#### Data records
•••
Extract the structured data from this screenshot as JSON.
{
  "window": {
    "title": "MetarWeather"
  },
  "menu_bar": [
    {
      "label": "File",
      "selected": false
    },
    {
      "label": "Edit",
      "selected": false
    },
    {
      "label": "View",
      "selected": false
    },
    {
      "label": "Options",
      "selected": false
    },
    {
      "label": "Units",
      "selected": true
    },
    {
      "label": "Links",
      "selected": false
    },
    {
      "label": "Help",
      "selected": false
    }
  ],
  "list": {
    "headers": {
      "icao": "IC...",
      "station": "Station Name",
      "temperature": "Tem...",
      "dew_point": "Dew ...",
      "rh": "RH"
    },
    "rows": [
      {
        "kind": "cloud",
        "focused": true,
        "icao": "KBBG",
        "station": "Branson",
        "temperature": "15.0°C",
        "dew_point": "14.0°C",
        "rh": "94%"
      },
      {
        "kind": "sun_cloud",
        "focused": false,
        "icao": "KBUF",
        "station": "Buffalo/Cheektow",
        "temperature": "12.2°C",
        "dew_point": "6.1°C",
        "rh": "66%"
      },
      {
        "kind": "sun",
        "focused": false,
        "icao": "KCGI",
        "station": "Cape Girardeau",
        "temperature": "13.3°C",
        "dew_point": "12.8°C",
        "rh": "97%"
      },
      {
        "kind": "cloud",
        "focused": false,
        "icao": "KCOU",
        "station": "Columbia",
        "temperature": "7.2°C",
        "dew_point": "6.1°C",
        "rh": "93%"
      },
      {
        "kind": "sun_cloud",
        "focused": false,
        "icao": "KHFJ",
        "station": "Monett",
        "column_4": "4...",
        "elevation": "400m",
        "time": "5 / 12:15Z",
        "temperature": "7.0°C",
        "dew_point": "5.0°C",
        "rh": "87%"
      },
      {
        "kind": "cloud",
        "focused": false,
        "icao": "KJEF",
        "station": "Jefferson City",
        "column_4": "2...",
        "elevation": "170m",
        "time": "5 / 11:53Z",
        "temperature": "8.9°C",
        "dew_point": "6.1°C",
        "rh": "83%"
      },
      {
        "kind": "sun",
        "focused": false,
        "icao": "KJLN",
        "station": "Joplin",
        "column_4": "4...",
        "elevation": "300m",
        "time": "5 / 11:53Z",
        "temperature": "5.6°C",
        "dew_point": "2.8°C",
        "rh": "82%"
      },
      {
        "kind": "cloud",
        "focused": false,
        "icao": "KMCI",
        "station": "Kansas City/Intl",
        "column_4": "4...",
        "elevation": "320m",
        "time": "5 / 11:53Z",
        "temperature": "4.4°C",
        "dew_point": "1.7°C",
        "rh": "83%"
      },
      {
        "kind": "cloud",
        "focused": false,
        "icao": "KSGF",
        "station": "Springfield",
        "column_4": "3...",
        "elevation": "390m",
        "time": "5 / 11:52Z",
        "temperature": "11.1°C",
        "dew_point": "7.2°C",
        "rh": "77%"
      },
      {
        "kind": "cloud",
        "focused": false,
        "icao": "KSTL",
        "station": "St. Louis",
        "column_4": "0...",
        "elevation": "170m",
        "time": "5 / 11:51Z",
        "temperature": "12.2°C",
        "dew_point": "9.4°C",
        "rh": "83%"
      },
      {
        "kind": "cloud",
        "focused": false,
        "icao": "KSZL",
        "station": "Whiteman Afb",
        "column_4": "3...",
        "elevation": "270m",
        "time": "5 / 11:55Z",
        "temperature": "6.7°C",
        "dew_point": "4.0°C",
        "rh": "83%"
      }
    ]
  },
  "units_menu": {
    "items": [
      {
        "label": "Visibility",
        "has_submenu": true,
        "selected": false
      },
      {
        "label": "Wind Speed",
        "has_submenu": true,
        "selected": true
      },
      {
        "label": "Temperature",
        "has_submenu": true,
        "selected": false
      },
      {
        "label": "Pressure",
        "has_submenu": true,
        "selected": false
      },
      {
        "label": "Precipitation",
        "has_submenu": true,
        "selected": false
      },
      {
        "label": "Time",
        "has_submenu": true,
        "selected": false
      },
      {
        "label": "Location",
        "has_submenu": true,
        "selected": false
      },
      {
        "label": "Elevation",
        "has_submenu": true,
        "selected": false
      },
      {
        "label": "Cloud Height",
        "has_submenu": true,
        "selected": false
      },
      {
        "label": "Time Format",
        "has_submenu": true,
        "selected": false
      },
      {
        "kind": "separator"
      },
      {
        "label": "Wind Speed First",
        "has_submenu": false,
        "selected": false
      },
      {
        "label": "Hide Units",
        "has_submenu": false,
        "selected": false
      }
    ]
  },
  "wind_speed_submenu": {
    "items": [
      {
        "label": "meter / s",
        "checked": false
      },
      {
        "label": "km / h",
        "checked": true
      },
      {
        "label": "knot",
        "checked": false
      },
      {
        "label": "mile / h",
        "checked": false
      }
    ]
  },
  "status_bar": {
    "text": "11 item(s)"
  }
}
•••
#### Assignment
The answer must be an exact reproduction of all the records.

#### Written answer
Extract the structured data from this screenshot as JSON.
{
  "window": {
    "title": "MetarWeather"
  },
  "menu_bar": [
    {
      "label": "File",
      "selected": false
    },
    {
      "label": "Edit",
      "selected": false
    },
    {
      "label": "View",
      "selected": false
    },
    {
      "label": "Options",
      "selected": false
    },
    {
      "label": "Units",
      "selected": true
    },
    {
      "label": "Links",
      "selected": false
    },
    {
      "label": "Help",
      "selected": false
    }
  ],
  "list": {
    "headers": {
      "icao": "IC...",
      "station": "Station Name",
      "temperature": "Tem...",
      "dew_point": "Dew ...",
      "rh": "RH"
    },
    "rows": [
      {
        "kind": "cloud",
        "focused": true,
        "icao": "KBBG",
        "station": "Branson",
        "temperature": "15.0°C",
        "dew_point": "14.0°C",
        "rh": "94%"
      },
      {
        "kind": "sun_cloud",
        "focused": false,
        "icao": "KBUF",
        "station": "Buffalo/Cheektow",
        "temperature": "12.2°C",
        "dew_point": "6.1°C",
        "rh": "66%"
      },
      {
        "kind": "sun",
        "focused": false,
        "icao": "KCGI",
        "station": "Cape Girardeau",
        "temperature": "13.3°C",
        "dew_point": "12.8°C",
        "rh": "97%"
      },
      {
        "kind": "cloud",
        "focused": false,
        "icao": "KCOU",
        "station": "Columbia",
        "temperature": "7.2°C",
        "dew_point": "6.1°C",
        "rh": "93%"
      },
      {
        "kind": "sun_cloud",
        "focused": false,
        "icao": "KHFJ",
        "station": "Monett",
        "column_4": "4...",
        "elevation": "400m",
        "time": "5 / 12:15Z",
        "temperature": "7.0°C",
        "dew_point": "5.0°C",
        "rh": "87%"
      },
      {
        "kind": "cloud",
        "focused": false,
        "icao": "KJEF",
        "station": "Jefferson City",
        "column_4": "2...",
        "elevation": "170m",
        "time": "5 / 11:53Z",
        "temperature": "8.9°C",
        "dew_point": "6.1°C",
        "rh": "83%"
      },
      {
        "kind": "sun",
        "focused": false,
        "icao": "KJLN",
        "station": "Joplin",
        "column_4": "4...",
        "elevation": "300m",
        "time": "5 / 11:53Z",
        "temperature": "5.6°C",
        "dew_point": "2.8°C",
        "rh": "82%"
      },
      {
        "kind": "cloud",
        "focused": false,
        "icao": "KMCI",
        "station": "Kansas City/Intl",
        "column_4": "4...",
        "elevation": "320m",
        "time": "5 / 11:53Z",
        "temperature": "4.4°C",
        "dew_point": "1.7°C",
        "rh": "83%"
      },
      {
        "kind": "cloud",
        "focused": false,
        "icao": "KSGF",
        "station": "Springfield",
        "column_4": "3...",
        "elevation": "390m",
        "time": "5 / 11:52Z",
        "temperature": "11.1°C",
        "dew_point": "7.2°C",
        "rh": "77%"
      },
      {
        "kind": "cloud",
        "focused": false,
        "icao": "KSTL",
        "station": "St. Louis",
        "column_4": "0...",
        "elevation": "170m",
        "time": "5 / 11:51Z",
        "temperature": "12.2°C",
        "dew_point": "9.4°C",
        "rh": "83%"
      },
      {
        "kind": "cloud",
        "focused": false,
        "icao": "KSZL",
        "station": "Whiteman Afb",
        "column_4": "3...",
        "elevation": "270m",
        "time": "5 / 11:55Z",
        "temperature": "6.7°C",
        "dew_point": "4.0°C",
        "rh": "83%"
      }
    ]
  },
  "units_menu": {
    "items": [
      {
        "label": "Visibility",
        "has_submenu": true,
        "selected": false
      },
      {
        "label": "Wind Speed",
        "has_submenu": true,
        "selected": true
      },
      {
        "label": "Temperature",
        "has_submenu": true,
        "selected": false
      },
      {
        "label": "Pressure",
        "has_submenu": true,
        "selected": false
      },
      {
        "label": "Precipitation",
        "has_submenu": true,
        "selected": false
      },
      {
        "label": "Time",
        "has_submenu": true,
        "selected": false
      },
      {
        "label": "Location",
        "has_submenu": true,
        "selected": false
      },
      {
        "label": "Elevation",
        "has_submenu": true,
        "selected": false
      },
      {
        "label": "Cloud Height",
        "has_submenu": true,
        "selected": false
      },
      {
        "label": "Time Format",
        "has_submenu": true,
        "selected": false
      },
      {
        "kind": "separator"
      },
      {
        "label": "Wind Speed First",
        "has_submenu": false,
        "selected": false
      },
      {
        "label": "Hide Units",
        "has_submenu": false,
        "selected": false
      }
    ]
  },
  "wind_speed_submenu": {
    "items": [
      {
        "label": "meter / s",
        "checked": false
      },
      {
        "label": "km / h",
        "checked": true
      },
      {
        "label": "knot",
        "checked": false
      },
      {
        "label": "mile / h",
        "checked": false
      }
    ]
  },
  "status_bar": {
    "text": "11 item(s)"
  }
}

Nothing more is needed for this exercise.